TASK DIRECTIONS
List each line of the data that holds the string "להפיל", please.

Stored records
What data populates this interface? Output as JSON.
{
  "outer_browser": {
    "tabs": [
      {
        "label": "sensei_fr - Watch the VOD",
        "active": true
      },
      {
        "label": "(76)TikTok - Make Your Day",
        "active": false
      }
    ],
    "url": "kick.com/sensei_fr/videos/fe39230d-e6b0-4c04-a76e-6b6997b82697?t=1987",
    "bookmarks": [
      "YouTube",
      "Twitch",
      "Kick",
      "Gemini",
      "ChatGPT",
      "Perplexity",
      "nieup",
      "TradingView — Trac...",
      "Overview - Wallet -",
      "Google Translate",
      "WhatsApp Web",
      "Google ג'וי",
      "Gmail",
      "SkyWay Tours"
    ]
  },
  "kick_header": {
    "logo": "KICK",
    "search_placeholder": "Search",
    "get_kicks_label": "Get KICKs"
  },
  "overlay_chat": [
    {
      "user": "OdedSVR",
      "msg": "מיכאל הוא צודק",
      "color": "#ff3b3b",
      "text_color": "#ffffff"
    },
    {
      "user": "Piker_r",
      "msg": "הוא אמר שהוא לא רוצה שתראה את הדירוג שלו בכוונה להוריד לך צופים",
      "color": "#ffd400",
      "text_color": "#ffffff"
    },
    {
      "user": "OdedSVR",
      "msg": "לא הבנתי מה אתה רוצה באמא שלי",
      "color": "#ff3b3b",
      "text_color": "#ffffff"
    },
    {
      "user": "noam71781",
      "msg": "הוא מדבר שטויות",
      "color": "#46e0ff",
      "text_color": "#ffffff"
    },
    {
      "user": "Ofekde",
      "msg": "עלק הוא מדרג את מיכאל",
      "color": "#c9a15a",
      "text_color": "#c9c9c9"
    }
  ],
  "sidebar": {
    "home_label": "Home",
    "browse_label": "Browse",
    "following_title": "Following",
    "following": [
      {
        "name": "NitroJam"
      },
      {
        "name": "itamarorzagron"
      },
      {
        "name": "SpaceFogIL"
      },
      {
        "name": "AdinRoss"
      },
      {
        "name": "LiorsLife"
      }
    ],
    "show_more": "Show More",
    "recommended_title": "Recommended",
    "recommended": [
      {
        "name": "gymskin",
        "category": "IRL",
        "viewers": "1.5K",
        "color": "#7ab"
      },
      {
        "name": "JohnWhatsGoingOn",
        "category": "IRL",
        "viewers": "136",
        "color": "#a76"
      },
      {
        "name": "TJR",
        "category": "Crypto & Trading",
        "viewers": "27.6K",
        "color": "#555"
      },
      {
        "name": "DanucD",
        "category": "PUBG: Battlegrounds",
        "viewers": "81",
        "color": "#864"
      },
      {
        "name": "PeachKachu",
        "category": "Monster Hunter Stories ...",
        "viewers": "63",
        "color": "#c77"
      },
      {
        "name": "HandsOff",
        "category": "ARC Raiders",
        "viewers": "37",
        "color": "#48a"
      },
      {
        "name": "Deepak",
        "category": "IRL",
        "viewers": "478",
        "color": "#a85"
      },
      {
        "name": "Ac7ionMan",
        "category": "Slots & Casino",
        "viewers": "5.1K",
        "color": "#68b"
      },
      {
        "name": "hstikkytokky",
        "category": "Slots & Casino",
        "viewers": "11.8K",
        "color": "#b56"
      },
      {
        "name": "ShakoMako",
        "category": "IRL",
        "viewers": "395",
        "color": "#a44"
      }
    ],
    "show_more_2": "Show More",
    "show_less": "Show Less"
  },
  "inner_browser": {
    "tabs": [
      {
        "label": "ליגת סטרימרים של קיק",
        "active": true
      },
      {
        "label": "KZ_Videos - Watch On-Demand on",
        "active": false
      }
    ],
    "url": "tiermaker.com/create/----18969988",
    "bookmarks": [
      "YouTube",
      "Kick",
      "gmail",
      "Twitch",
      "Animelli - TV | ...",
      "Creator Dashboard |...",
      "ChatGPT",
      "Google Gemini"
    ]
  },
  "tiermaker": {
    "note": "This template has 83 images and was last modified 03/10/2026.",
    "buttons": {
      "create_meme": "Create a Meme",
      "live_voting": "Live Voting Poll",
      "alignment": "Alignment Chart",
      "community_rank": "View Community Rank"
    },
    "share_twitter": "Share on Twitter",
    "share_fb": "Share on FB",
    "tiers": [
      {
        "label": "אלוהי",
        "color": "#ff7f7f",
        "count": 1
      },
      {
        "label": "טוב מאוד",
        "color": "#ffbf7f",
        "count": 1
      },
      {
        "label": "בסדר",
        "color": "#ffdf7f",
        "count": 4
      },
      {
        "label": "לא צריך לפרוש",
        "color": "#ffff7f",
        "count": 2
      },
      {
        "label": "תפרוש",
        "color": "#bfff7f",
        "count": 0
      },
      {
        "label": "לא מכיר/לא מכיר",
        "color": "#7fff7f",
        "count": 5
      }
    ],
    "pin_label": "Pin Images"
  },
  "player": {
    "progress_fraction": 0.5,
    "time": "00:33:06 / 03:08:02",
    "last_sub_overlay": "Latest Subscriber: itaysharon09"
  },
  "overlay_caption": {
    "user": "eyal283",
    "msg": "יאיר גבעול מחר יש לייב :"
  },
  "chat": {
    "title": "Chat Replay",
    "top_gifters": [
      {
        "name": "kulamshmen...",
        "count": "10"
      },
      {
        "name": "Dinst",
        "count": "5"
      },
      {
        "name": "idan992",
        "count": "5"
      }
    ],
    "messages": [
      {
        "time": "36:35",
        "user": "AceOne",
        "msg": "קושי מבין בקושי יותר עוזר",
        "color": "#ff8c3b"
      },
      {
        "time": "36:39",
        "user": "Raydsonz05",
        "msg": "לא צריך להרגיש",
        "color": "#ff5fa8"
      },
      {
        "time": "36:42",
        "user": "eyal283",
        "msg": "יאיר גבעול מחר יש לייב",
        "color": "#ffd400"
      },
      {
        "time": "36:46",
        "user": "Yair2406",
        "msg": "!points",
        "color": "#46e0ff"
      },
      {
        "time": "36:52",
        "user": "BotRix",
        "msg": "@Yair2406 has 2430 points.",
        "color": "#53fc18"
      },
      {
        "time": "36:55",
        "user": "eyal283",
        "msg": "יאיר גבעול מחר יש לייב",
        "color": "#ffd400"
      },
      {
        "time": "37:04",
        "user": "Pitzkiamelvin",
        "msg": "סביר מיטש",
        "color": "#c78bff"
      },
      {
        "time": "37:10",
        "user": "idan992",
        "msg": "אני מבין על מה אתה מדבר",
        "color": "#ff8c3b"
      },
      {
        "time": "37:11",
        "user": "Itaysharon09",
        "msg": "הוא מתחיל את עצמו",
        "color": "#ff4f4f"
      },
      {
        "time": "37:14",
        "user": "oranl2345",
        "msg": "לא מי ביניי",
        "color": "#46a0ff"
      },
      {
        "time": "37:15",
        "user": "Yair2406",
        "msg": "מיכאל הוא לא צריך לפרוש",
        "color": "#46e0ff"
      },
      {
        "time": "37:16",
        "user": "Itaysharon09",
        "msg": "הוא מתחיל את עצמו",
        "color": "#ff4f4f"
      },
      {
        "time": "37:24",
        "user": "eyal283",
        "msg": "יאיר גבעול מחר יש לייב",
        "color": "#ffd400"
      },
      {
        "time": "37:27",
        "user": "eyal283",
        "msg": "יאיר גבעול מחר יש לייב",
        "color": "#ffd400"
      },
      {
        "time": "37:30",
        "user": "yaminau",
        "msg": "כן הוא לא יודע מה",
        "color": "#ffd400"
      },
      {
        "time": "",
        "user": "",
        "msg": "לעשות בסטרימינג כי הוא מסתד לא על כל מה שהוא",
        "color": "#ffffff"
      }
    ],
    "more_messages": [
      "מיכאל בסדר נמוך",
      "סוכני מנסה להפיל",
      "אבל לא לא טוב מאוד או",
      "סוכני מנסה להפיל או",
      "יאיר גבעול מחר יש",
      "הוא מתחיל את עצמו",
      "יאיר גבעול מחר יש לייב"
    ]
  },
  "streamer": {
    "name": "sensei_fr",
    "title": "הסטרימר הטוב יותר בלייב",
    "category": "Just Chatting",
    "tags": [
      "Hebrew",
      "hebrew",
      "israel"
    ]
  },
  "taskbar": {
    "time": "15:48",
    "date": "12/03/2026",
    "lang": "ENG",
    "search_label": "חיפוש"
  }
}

RESULT FOR THIS EXERCISE
      "סוכני מנסה להפיל",
      "סוכני מנסה להפיל או",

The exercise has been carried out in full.